But I’ve added the Twitter feed to this blog and the observant might have noticed something odd in my tweets/re-tweets last week:
So on the 1st May the Scottish Government publishes its Retail Sales Index for Scotland, 1st Quarter 2013. And the BBC reports it under the heading of a shop sales rise. Yet at exactly the same time the Scotsman reports it in terms of retail sales lagging behind.
The BBC quote Barclays Corporate Banking as seeing the figures as ‘buoyant’ whereas the Scotsman use CBI Scotland to castigate the Scottish Government for its £95m rates surcharge on larger retailers and plans for a carrier bag tax which would add costs and complication.
Now I’m not going to feign surprise that people and organisations involved in ‘news’ have agendas; after all I lived in the US and was traumatized by the “fair and balanced” Fox News, but this juxtaposition caught my eye.
The figures, which as the statisticians point out are less reliable for Scotland due to sample size, volatility across a smaller sample and (in my view) some potential issues with estimation (turnover is allocated to Scotland on the proportion of employees based in Scotland where a retailer quotes across GB) can be summarised.
So both reports are right! In the latest quarter Scotland did less well than GB as a whole, but on an annualised basis (last four quarters) Scotland did better. Grounds for optimism or grounds for pessimism?
If you look at the longer run, back to 2008 Q1 for example, the series shows Scotland has underperformed GB, but not by much. There are peaks and troughs, but overall there is little in it. Perhaps though both are equally bad, as the value figures show how inflation has not been kept pace with and suggests that retailers are continuing to struggle, whatever ‘spin’ you put on it. This recession has some way to play out for many businesses, though as ever within these macro-figures there will be some outstanding performances.

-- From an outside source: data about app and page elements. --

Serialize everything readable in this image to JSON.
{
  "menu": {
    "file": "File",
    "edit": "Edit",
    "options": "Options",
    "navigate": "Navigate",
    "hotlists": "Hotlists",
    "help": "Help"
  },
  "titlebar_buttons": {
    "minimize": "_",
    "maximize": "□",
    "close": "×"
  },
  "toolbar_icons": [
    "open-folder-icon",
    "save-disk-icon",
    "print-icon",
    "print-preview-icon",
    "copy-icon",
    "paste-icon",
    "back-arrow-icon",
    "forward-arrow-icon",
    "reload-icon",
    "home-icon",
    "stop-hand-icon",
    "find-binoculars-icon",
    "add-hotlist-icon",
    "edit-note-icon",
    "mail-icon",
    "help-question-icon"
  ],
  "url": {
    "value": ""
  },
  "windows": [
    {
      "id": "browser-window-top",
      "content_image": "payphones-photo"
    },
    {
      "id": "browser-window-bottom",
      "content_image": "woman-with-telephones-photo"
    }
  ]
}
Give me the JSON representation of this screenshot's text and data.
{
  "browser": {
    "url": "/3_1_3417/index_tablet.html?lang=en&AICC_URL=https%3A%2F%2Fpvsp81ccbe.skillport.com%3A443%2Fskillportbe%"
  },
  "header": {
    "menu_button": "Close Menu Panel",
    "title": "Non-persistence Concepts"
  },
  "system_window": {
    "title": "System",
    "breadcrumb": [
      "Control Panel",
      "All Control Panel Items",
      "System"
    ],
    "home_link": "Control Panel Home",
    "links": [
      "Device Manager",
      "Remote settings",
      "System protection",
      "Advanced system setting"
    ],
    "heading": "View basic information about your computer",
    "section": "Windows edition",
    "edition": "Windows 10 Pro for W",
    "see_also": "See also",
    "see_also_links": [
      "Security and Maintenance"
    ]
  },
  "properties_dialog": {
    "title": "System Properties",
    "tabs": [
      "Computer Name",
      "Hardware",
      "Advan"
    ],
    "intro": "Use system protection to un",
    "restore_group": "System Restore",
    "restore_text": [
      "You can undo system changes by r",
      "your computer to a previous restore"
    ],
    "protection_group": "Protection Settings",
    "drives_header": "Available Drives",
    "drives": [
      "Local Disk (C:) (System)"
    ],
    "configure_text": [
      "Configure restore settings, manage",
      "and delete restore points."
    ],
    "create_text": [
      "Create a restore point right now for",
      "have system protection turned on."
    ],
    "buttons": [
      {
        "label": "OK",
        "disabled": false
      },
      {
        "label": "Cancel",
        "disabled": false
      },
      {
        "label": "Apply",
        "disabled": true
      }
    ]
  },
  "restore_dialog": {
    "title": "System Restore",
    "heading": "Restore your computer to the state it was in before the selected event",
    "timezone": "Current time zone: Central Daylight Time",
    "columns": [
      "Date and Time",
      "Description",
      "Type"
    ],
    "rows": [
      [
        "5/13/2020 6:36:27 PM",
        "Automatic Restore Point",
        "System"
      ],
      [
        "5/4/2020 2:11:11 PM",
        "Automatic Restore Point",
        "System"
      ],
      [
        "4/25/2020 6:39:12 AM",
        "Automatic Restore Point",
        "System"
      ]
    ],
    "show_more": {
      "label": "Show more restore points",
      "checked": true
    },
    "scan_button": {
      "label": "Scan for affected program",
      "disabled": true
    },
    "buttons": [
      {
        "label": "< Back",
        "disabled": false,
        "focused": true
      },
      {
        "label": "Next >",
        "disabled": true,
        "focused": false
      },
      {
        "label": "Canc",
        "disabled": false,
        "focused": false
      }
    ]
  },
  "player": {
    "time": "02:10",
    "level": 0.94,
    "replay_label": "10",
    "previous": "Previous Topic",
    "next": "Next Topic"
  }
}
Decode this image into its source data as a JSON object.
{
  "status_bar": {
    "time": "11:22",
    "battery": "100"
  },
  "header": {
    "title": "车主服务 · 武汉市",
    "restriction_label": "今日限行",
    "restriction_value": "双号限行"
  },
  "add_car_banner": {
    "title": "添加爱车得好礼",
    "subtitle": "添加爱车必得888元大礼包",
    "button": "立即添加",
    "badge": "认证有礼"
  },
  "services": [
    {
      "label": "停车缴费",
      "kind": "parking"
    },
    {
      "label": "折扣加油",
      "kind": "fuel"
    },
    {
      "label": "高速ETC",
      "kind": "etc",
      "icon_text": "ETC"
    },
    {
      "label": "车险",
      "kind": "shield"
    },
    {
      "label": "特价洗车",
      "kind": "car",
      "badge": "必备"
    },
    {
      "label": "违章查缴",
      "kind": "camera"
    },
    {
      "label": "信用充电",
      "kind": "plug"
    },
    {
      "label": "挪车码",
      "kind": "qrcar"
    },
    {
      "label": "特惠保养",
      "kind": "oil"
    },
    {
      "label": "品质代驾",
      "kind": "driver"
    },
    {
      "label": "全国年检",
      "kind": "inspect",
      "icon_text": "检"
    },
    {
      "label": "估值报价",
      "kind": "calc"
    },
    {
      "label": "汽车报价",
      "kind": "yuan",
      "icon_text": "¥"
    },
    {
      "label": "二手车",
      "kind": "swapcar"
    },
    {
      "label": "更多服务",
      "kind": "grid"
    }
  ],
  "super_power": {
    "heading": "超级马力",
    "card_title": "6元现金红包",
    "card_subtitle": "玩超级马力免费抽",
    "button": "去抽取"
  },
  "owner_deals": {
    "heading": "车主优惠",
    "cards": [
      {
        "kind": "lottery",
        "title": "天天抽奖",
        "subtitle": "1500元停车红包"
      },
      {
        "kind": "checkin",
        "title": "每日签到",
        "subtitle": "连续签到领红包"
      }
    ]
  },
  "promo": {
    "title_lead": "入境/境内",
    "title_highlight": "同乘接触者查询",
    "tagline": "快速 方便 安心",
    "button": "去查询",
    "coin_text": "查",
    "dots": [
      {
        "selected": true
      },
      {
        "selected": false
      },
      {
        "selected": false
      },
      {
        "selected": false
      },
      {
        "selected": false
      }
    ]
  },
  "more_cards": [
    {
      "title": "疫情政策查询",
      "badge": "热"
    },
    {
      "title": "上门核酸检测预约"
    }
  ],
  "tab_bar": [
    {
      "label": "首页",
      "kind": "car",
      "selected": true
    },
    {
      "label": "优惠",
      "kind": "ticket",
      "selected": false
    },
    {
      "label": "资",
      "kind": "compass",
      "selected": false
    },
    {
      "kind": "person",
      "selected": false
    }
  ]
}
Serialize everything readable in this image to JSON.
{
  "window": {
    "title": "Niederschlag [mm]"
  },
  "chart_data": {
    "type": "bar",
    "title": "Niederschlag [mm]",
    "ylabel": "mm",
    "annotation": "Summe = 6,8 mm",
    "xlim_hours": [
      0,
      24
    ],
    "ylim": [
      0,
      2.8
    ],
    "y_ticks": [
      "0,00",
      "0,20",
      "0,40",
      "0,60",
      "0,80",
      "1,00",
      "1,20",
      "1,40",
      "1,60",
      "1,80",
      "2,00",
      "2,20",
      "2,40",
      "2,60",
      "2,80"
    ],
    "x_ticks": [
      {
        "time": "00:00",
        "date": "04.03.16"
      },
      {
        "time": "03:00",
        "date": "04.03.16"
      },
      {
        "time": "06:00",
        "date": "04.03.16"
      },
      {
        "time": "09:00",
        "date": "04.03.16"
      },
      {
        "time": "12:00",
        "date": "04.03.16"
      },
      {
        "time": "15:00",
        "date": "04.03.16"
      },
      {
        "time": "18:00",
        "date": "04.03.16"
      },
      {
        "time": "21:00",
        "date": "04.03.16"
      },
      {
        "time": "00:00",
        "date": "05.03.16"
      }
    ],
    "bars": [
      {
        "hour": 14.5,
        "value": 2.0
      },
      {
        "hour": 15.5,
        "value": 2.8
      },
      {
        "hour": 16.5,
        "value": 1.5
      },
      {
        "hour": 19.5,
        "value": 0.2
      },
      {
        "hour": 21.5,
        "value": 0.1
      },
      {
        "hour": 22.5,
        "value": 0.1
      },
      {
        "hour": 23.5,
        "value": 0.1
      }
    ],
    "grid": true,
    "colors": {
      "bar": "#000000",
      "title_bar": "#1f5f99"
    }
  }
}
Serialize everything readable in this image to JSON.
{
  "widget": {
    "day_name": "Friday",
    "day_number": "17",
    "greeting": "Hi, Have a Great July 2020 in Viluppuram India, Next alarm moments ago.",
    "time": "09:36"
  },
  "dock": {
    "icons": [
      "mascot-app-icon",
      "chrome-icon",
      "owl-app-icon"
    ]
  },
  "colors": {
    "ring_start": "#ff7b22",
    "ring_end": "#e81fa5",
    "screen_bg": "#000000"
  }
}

More worryingly perhaps is the feeling that we are just not sure what is going on. When you add to that the issues around the Scottish Retail Sales Monitor and its treatment of the admittedly very difficult issue of what constitutes an internet sale for Scotland, and the concerns expressed in some quarters over retail vacancy data and the areas and boundaries which it covers, together with the sense that we don’t really have accurate and consistent data focused on places, you do begin to question whether we are taking aspects of our economy and society seriously enough. Our data on retailing and on our towns and cities is simply not good enough.
Whether we end up independent, devolved, somewhere in between or ruled by the Farage, it might be good to actually know what it is going on across Scotland’s economy and places. Just in case we thought we might want to do something about it.